[WORK TO BE COMPLETED] Look through the entries below and report how many lines hold the string "this". Only the number is wanted.

[INPUT DATA]
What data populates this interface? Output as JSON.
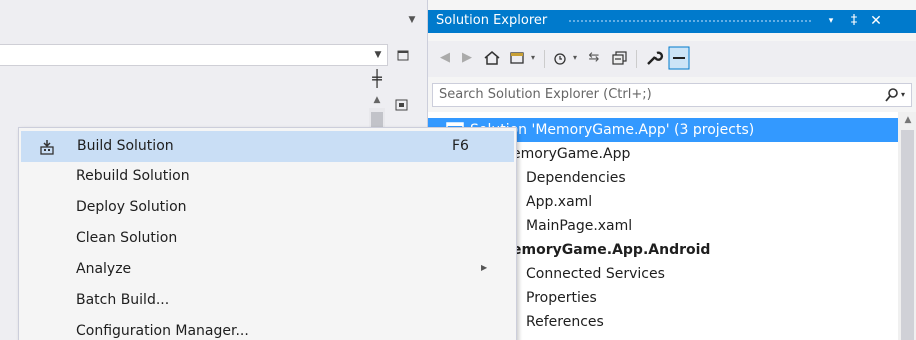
{
  "solution_explorer": {
    "title": "Solution Explorer",
    "title_buttons": {
      "dropdown": "▾",
      "pin": "‡",
      "close": "✕"
    },
    "search_placeholder": "Search Solution Explorer (Ctrl+;)",
    "search_icon": "search-icon",
    "tree": [
      {
        "label": "Solution 'MemoryGame.App' (3 projects)",
        "selected": true
      },
      {
        "label": "emoryGame.App"
      },
      {
        "label": "Dependencies"
      },
      {
        "label": "App.xaml"
      },
      {
        "label": "MainPage.xaml"
      },
      {
        "label": "emoryGame.App.Android",
        "bold": true
      },
      {
        "label": "Connected Services"
      },
      {
        "label": "Properties"
      },
      {
        "label": "References"
      }
    ]
  },
  "context_menu": {
    "items": [
      {
        "label": "Build Solution",
        "shortcut": "F6",
        "icon": "build-icon",
        "highlighted": true
      },
      {
        "label": "Rebuild Solution"
      },
      {
        "label": "Deploy Solution"
      },
      {
        "label": "Clean Solution"
      },
      {
        "label": "Analyze",
        "has_submenu": true
      },
      {
        "label": "Batch Build..."
      },
      {
        "label": "Configuration Manager..."
      }
    ]
  },
  "colors": {
    "accent": "#007acc",
    "selection": "#3399ff",
    "menu_highlight": "#c9def5"
  }
}
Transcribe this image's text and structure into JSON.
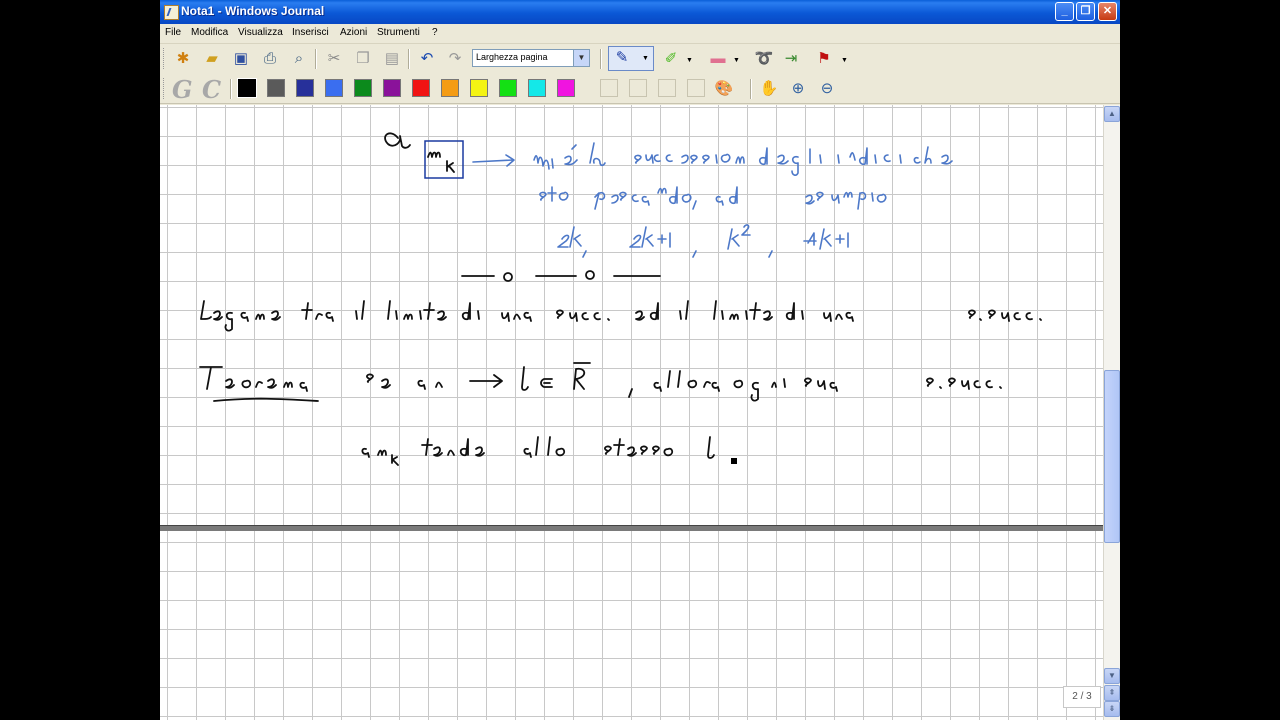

[RESULT BELOW] 2